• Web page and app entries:
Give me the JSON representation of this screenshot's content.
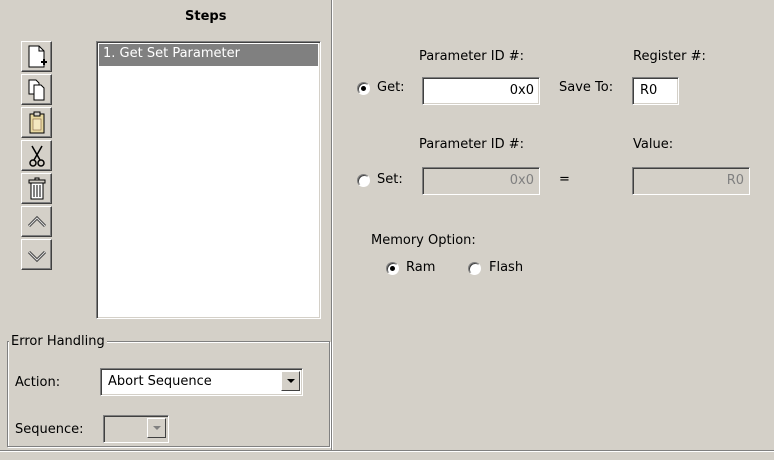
{
  "steps": {
    "title": "Steps",
    "list": [
      "1. Get Set Parameter"
    ],
    "toolbar": [
      {
        "icon": "new-step-icon"
      },
      {
        "icon": "copy-icon"
      },
      {
        "icon": "paste-icon"
      },
      {
        "icon": "cut-icon"
      },
      {
        "icon": "delete-icon"
      },
      {
        "icon": "move-up-icon"
      },
      {
        "icon": "move-down-icon"
      }
    ]
  },
  "get": {
    "label": "Get:",
    "param_label": "Parameter ID #:",
    "param_value": "0x0",
    "save_to_label": "Save To:",
    "register_label": "Register #:",
    "register_value": "R0"
  },
  "set": {
    "label": "Set:",
    "param_label": "Parameter ID #:",
    "param_value": "0x0",
    "equals": "=",
    "value_label": "Value:",
    "value": "R0"
  },
  "memory": {
    "label": "Memory Option:",
    "ram": "Ram",
    "flash": "Flash"
  },
  "error_handling": {
    "legend": "Error Handling",
    "action_label": "Action:",
    "action_value": "Abort Sequence",
    "sequence_label": "Sequence:",
    "sequence_value": ""
  }
}
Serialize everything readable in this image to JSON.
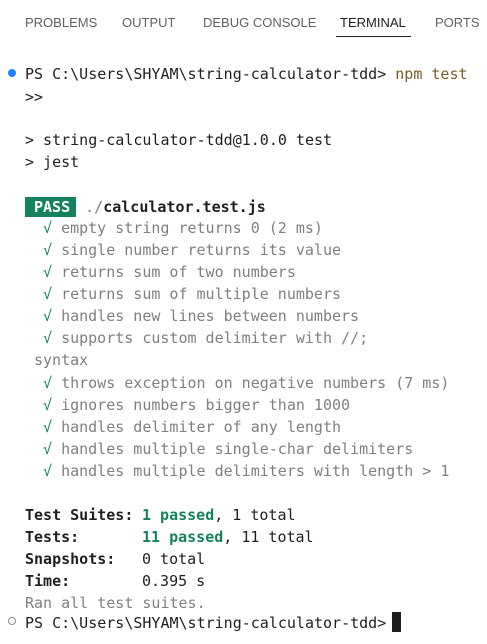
{
  "panel": {
    "tabs": [
      {
        "label": "PROBLEMS"
      },
      {
        "label": "OUTPUT"
      },
      {
        "label": "DEBUG CONSOLE"
      },
      {
        "label": "TERMINAL"
      },
      {
        "label": "PORTS"
      }
    ],
    "active_tab": "TERMINAL"
  },
  "terminal": {
    "prompt": "PS C:\\Users\\SHYAM\\string-calculator-tdd>",
    "command": "npm test",
    "continuation": ">>",
    "script_line_1": "> string-calculator-tdd@1.0.0 test",
    "script_line_2": "> jest",
    "pass_label": "PASS",
    "test_file_dir": "./",
    "test_file_name": "calculator.test.js",
    "check_glyph": "√",
    "tests": [
      "empty string returns 0 (2 ms)",
      "single number returns its value",
      "returns sum of two numbers",
      "returns sum of multiple numbers",
      "handles new lines between numbers",
      "supports custom delimiter with //;",
      "throws exception on negative numbers (7 ms)",
      "ignores numbers bigger than 1000",
      "handles delimiter of any length",
      "handles multiple single-char delimiters",
      "handles multiple delimiters with length > 1"
    ],
    "test_wrap_continuation": "syntax",
    "summary": {
      "suites_label": "Test Suites:",
      "suites_passed": "1 passed",
      "suites_total": ", 1 total",
      "tests_label": "Tests:",
      "tests_passed": "11 passed",
      "tests_total": ", 11 total",
      "snapshots_label": "Snapshots:",
      "snapshots_value": "0 total",
      "time_label": "Time:",
      "time_value": "0.395 s",
      "ran_all": "Ran all test suites."
    },
    "final_prompt": "PS C:\\Users\\SHYAM\\string-calculator-tdd>"
  },
  "colors": {
    "pass_badge": "#16825d",
    "command": "#795e26",
    "prompt_dot": "#1a85ff"
  }
}
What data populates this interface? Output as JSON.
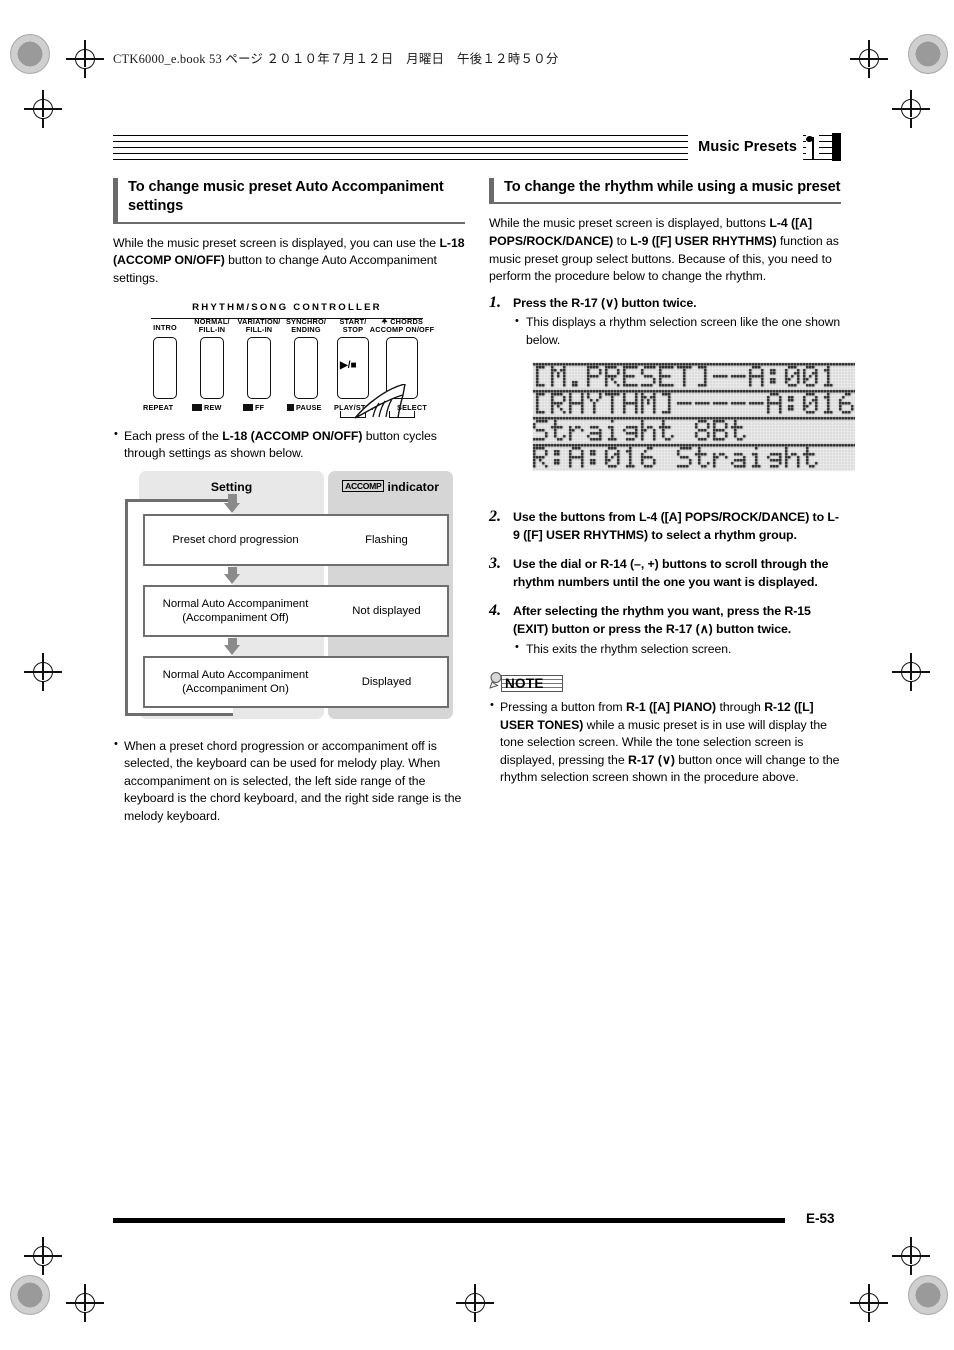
{
  "file_header": "CTK6000_e.book    53 ページ    ２０１０年７月１２日　月曜日　午後１２時５０分",
  "running_head": {
    "title": "Music Presets"
  },
  "footer": {
    "page_label": "E-53"
  },
  "left_column": {
    "heading": "To change music preset Auto Accompaniment settings",
    "intro_pre": "While the music preset screen is displayed, you can use the ",
    "intro_bold": "L-18 (ACCOMP ON/OFF)",
    "intro_post": " button to change Auto Accompaniment settings.",
    "figure": {
      "title": "RHYTHM/SONG CONTROLLER",
      "buttons": [
        {
          "top": "INTRO",
          "bottom": "REPEAT",
          "icon": ""
        },
        {
          "top": "NORMAL/ FILL-IN",
          "bottom": "REW",
          "icon": "rewind-icon"
        },
        {
          "top": "VARIATION/ FILL-IN",
          "bottom": "FF",
          "icon": "fast-forward-icon"
        },
        {
          "top": "SYNCHRO/ ENDING",
          "bottom": "PAUSE",
          "icon": "pause-icon"
        },
        {
          "top": "START/ STOP",
          "bottom": "PLAY/STOP",
          "icon": "play-stop-icon"
        },
        {
          "top": "CHORDS ACCOMP ON/OFF",
          "bottom": "SELECT",
          "icon": "chord-icon"
        }
      ],
      "play_glyph": "▶/■"
    },
    "bullet_cycle_pre": "Each press of the ",
    "bullet_cycle_bold": "L-18 (ACCOMP ON/OFF)",
    "bullet_cycle_post": " button cycles through settings as shown below.",
    "table": {
      "header_setting": "Setting",
      "header_indicator_chip": "ACCOMP",
      "header_indicator_text": "indicator",
      "rows": [
        {
          "setting_line1": "Preset chord progression",
          "setting_line2": "",
          "indicator": "Flashing"
        },
        {
          "setting_line1": "Normal Auto Accompaniment",
          "setting_line2": "(Accompaniment Off)",
          "indicator": "Not displayed"
        },
        {
          "setting_line1": "Normal Auto Accompaniment",
          "setting_line2": "(Accompaniment On)",
          "indicator": "Displayed"
        }
      ]
    },
    "bullet_keyboard": "When a preset chord progression or accompaniment off is selected, the keyboard can be used for melody play. When accompaniment on is selected, the left side range of the keyboard is the chord keyboard, and the right side range is the melody keyboard."
  },
  "right_column": {
    "heading": "To change the rhythm while using a music preset",
    "intro_p1": "While the music preset screen is displayed, buttons ",
    "intro_b1": "L-4 ([A] POPS/ROCK/DANCE)",
    "intro_p2": " to ",
    "intro_b2": "L-9 ([F] USER RHYTHMS)",
    "intro_p3": " function as music preset group select buttons. Because of this, you need to perform the procedure below to change the rhythm.",
    "steps": [
      {
        "num": "1.",
        "text": "Press the R-17 (∨) button twice.",
        "sub": [
          "This displays a rhythm selection screen like the one shown below."
        ]
      },
      {
        "num": "2.",
        "text": "Use the buttons from L-4 ([A] POPS/ROCK/DANCE) to L-9 ([F] USER RHYTHMS) to select a rhythm group.",
        "sub": []
      },
      {
        "num": "3.",
        "text": "Use the dial or R-14 (–, +) buttons to scroll through the rhythm numbers until the one you want is displayed.",
        "sub": []
      },
      {
        "num": "4.",
        "text": "After selecting the rhythm you want, press the R-15 (EXIT) button or press the R-17 (∧) button twice.",
        "sub": [
          "This exits the rhythm selection screen."
        ]
      }
    ],
    "lcd": {
      "lines": [
        "[M.PRESET]——A:001",
        "[RHYTHM]-----A:016",
        "Straight 8Bt",
        "R:A:016 Straight"
      ]
    },
    "note": {
      "label": "NOTE",
      "body_p1": "Pressing a button from ",
      "body_b1": "R-1 ([A] PIANO)",
      "body_p2": " through ",
      "body_b2": "R-12 ([L] USER TONES)",
      "body_p3": " while a music preset is in use will display the tone selection screen. While the tone selection screen is displayed, pressing the ",
      "body_b3": "R-17 (∨)",
      "body_p4": " button once will change to the rhythm selection screen shown in the procedure above."
    }
  }
}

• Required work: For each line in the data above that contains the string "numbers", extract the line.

• Task output:
      "returns sum of two numbers",
      "returns sum of multiple numbers",
      "handles new lines between numbers",
      "throws exception on negative numbers (7 ms)",
      "ignores numbers bigger than 1000",
        "text": "Use the dial or R-14 (–, +) buttons to scroll through the rhythm numbers until the one you want is displayed.",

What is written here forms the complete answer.